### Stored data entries
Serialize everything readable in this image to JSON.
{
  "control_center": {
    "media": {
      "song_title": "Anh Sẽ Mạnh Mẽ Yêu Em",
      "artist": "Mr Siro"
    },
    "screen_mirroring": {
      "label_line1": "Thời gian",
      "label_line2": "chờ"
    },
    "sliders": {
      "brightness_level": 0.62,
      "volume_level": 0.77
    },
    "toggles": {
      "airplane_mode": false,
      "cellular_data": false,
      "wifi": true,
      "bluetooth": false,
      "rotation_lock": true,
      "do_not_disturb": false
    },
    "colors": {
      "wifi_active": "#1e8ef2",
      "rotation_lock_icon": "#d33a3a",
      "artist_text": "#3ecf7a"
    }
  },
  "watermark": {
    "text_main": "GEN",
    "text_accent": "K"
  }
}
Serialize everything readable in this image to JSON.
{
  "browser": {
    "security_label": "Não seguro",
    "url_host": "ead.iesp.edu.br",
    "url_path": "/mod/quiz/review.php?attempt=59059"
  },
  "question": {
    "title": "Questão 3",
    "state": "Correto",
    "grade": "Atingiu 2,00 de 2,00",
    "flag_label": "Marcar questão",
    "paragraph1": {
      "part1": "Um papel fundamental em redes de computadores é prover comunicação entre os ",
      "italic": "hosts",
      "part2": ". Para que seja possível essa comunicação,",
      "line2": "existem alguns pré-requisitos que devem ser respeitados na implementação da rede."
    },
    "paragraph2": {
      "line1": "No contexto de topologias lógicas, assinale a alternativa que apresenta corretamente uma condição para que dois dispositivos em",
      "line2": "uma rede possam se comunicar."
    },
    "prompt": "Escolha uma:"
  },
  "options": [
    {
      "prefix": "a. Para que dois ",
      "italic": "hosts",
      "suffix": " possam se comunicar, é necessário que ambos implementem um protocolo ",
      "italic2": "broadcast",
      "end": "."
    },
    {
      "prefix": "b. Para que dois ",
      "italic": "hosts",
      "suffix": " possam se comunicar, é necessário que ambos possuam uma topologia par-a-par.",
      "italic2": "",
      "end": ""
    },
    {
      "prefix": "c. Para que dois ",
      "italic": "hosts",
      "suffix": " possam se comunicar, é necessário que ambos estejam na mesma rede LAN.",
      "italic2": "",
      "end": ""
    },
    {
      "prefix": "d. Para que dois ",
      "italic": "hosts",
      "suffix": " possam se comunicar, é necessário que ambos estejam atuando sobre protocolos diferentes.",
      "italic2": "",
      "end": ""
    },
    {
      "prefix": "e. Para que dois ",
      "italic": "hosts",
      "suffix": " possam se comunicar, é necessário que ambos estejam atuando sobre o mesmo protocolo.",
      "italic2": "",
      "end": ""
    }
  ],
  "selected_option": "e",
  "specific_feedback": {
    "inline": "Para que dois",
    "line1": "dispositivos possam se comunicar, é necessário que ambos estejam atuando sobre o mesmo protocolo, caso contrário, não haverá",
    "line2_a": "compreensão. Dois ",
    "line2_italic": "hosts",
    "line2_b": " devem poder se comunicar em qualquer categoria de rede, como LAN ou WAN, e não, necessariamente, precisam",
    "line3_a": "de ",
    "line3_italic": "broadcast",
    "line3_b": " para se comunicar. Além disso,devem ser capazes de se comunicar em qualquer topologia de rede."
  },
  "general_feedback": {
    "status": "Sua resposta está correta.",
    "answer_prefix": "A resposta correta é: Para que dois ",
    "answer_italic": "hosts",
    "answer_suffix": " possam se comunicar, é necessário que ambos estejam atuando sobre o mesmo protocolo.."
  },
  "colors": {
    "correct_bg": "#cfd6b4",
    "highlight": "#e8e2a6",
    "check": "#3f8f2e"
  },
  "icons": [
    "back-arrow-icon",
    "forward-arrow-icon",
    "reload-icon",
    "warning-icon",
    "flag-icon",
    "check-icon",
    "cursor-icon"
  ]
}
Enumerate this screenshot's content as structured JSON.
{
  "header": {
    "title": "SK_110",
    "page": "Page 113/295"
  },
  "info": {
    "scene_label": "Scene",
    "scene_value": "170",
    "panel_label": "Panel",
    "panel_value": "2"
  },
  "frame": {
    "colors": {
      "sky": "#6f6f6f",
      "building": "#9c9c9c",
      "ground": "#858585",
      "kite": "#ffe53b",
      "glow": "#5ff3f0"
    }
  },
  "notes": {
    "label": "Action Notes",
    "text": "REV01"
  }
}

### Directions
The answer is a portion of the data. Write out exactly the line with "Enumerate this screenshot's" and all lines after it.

### Response below
Enumerate this screenshot's content as structured JSON.
{
  "header": {
    "title": "SK_110",
    "page": "Page 113/295"
  },
  "info": {
    "scene_label": "Scene",
    "scene_value": "170",
    "panel_label": "Panel",
    "panel_value": "2"
  },
  "frame": {
    "colors": {
      "sky": "#6f6f6f",
      "building": "#9c9c9c",
      "ground": "#858585",
      "kite": "#ffe53b",
      "glow": "#5ff3f0"
    }
  },
  "notes": {
    "label": "Action Notes",
    "text": "REV01"
  }
}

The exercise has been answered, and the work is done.